According to researchers from the University at Buffalo School of Dental Medicine ,they say that information culled from routine dental X-ray may serve as an accurate early-warning system of risk of dying from heart attack or stroke.
The study was ushered in a population with a high incidence of diabetes. "Results of this study move us closer to the use of panoramic dental radiographs as a screening tool for all cardiovascular disease," said Laurie Carter, D.D.S., Ph.D., UB associate professor of oral diagnostic sciences and lead author on the study.
Dr. Carter revealed that panoramic dental X-rays -- wide-angle frontal images taken to authenticate the baseline condition of teeth and surrounding bone -- also revealed any calcium deposits present in the carotid arteries. These are the large vessels on either side of the neck that carry blood from the heart to the brain and back. The study involved 3,200 new patients in dental clinics.
The UB researchers evaluated baseline panoramic dental X-rays for calcified plaque in the carotid arteries from 964 participants. They found calcification in 7.5 percent of the study group. Calcified plaque is found in only about 4 percent of the general population, Dr. Carter said.
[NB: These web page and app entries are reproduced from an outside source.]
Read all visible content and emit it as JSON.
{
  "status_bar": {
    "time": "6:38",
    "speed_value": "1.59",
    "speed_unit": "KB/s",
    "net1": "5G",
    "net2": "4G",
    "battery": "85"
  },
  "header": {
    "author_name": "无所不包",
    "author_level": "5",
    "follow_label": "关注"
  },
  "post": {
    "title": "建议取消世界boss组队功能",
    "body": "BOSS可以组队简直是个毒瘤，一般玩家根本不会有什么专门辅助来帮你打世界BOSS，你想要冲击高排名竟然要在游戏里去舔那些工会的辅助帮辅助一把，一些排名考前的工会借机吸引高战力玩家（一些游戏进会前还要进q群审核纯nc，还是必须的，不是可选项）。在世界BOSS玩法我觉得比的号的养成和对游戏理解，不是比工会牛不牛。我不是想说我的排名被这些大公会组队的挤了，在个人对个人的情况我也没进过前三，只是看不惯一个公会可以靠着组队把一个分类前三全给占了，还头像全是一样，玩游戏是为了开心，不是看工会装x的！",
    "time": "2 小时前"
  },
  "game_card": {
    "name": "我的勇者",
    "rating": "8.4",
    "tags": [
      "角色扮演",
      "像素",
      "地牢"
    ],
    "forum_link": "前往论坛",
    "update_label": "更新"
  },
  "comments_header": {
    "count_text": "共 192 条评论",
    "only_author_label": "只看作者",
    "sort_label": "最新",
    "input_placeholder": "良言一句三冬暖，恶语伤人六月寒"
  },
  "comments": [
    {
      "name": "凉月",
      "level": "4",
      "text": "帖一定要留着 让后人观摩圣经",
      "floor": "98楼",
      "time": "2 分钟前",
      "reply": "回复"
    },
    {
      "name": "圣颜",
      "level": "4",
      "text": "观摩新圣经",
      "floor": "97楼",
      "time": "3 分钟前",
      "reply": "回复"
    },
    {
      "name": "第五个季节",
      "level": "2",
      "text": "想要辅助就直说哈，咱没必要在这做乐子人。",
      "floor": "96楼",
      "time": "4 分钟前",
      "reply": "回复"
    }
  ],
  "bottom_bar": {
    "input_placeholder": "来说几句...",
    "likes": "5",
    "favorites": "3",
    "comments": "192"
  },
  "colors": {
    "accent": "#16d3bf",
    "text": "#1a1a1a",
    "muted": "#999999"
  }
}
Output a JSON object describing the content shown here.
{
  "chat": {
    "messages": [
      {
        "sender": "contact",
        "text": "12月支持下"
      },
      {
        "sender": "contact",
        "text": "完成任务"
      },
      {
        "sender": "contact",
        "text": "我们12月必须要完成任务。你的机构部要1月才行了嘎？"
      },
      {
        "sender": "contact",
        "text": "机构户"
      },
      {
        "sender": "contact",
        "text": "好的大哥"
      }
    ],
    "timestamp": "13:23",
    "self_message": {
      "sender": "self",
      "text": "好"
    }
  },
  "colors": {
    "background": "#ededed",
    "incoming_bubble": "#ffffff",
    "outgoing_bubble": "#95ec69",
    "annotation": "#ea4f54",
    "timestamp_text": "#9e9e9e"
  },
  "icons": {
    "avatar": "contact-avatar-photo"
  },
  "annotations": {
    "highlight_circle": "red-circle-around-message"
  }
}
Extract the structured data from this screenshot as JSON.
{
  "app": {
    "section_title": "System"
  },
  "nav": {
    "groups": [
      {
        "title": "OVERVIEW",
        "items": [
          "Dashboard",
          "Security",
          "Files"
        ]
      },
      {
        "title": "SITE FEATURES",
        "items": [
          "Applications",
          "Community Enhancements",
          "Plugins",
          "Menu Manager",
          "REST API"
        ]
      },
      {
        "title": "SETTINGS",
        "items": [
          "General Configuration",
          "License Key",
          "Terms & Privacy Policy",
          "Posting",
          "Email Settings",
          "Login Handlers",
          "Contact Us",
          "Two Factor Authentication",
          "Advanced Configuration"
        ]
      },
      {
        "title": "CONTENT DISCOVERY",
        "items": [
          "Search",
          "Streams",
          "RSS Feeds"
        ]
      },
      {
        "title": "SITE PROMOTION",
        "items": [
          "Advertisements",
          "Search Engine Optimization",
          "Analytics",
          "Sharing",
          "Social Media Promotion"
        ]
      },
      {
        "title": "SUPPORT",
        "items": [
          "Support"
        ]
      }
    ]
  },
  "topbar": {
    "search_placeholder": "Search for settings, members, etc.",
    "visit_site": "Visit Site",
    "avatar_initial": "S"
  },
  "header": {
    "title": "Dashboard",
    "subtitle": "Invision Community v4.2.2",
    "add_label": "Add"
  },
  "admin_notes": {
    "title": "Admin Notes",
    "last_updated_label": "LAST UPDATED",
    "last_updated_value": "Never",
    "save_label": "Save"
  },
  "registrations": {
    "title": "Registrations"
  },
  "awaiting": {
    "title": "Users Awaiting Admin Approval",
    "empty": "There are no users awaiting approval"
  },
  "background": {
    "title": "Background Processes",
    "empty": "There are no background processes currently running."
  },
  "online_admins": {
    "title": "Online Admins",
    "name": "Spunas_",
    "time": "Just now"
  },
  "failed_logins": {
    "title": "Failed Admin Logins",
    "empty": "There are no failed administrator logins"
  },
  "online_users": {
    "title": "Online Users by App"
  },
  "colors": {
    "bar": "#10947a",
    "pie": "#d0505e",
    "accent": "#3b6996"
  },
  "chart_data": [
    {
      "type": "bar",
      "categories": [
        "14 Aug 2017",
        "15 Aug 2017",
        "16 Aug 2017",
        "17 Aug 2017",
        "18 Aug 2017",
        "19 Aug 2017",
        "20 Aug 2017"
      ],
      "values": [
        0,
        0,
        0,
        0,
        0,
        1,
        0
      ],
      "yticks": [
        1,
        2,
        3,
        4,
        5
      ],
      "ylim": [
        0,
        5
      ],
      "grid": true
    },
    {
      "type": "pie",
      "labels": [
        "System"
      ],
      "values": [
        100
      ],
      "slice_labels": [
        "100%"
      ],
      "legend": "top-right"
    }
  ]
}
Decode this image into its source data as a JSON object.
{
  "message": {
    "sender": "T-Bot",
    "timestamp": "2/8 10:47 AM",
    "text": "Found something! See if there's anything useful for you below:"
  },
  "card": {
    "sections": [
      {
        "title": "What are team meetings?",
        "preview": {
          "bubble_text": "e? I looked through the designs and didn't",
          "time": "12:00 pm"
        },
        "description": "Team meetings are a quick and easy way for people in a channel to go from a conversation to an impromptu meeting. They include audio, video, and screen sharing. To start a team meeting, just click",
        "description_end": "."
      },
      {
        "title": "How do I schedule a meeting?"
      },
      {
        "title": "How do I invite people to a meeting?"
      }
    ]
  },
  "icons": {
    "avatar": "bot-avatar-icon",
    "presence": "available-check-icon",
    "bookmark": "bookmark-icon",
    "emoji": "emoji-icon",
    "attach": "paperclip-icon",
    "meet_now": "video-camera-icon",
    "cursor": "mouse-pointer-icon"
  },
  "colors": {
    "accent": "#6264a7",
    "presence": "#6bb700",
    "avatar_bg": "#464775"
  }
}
Comparing calcification with cause of death, they found that people with plaque in the carotid arteries were twice as likely to die from heart attack or stroke than those with no plaque.